Underneath your focal point, it’s best to add a logo. With a basic logo, your film will be more recognizable and may encourage people to talk about it more after viewing it. Just make sure to keep it simple, but also appropriate.

The Batman symbol was used in the Batman films because it matches the tone of the films perfectly. It’s also simple to remember and replicate. People know about Batman through his logo. They can know about your movie just as well with the right logo.

Your Text Creates the Mood

Hopefully, after producing your film and putting it together, you gave it a title. That title should be featured either along with the logo or at the very top of the poster. That way, people will be naturally drawn to read it after the focal point catches their gaze.

SEMrush

And don’t forget to design the typography. Just like how your focal point and your logo tells a story about the movie, so does the style of your text. For example, if you made an action movie, be sure to use large, bold typography. However, less intense dramas and comedies should use a more fluid font.

A Short Film Poster Is Reviewed Like the Film

If nothing else reels people in to see your movie, reviews will. The quotes and awards accompanying major movie posters aren’t there just for design purposes. They catch critics’ eyes and signal to the average moviegoer that the film is probably worth seeing.

So be sure to leave a little room down at the bottom of the poster to fit in all your reviews. After your first few screenings, you’re bound to end up being reviewed by someone. Be ready to snag a quote from them, or to even show off a few awards, down below your logo.

Show Off a Scene, Don’t Depend on It

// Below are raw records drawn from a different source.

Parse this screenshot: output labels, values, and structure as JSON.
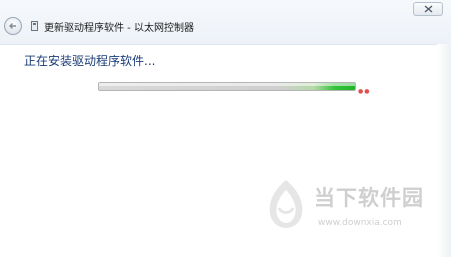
{
  "window": {
    "title": "更新驱动程序软件 - 以太网控制器",
    "back_icon": "back-arrow-icon",
    "app_icon": "device-icon",
    "close_icon": "close-icon"
  },
  "main": {
    "status_text": "正在安装驱动程序软件...",
    "progress_fraction": 1.0
  },
  "watermark": {
    "brand": "当下软件园",
    "url": "www.downxia.com"
  }
}
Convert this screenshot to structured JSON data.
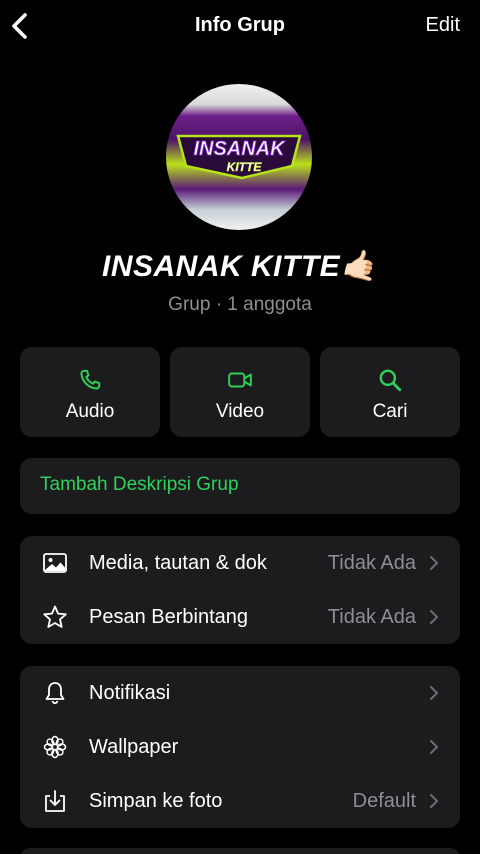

It’s a common practice to pull a scene from your film and have it accompany your focal point in the foreground or background. That way, the film appears to have more depth and people can become invested in the story early on. By pulling an image of a scene onto the poster, you can directly tell people what to expect from the film.

However, you also shouldn’t let the image be the main focus of the poster. It should help boost the material you get from separate photoshoots, not the other way around. Layer it so that it fades underneath your focal point. Otherwise, you miss out on your chance to add more to the movie’s overall impact.

Experiment with Your Colors

When designing your poster, you may not be confident in breaking away from tutorials or templates. Just like any creative project though, your short film’s poster is about experimenting with many different parts to see what works. You should play around with your poster and not be afraid to experiment with it.

The easiest thing to experiment with is your colors. You can oversaturate your poster to make it pop out from the rest if you want to. Or, you can take the color away entirely and make a black and white poster, harkening to old cinema.

The poster is the first brush people have with your unique brand of creativity. Make sure they understand your creative style before ever sitting down in the theater.

A Short Film Poster Should Entice People

Your short film poster is about pulling people into the theater. For some people, that may feel restrictive; it can feel like it stifles their creativity. Yet, even though it is marketing, it’s no less creative.

All you need to do to make a poster as good as your short film is brush up on your Photoshop skills. It’s a powerful tool that gives creators the power to make almost anything they could ever want. At the same time, beginners usually find it tough to use.

If you need a quick crash course on photoshop before making your poster, read our blog here. In our articles, we guide you on how to do anything with the tool that can do anything. That way, you can start bringing people into the theater to watch your film!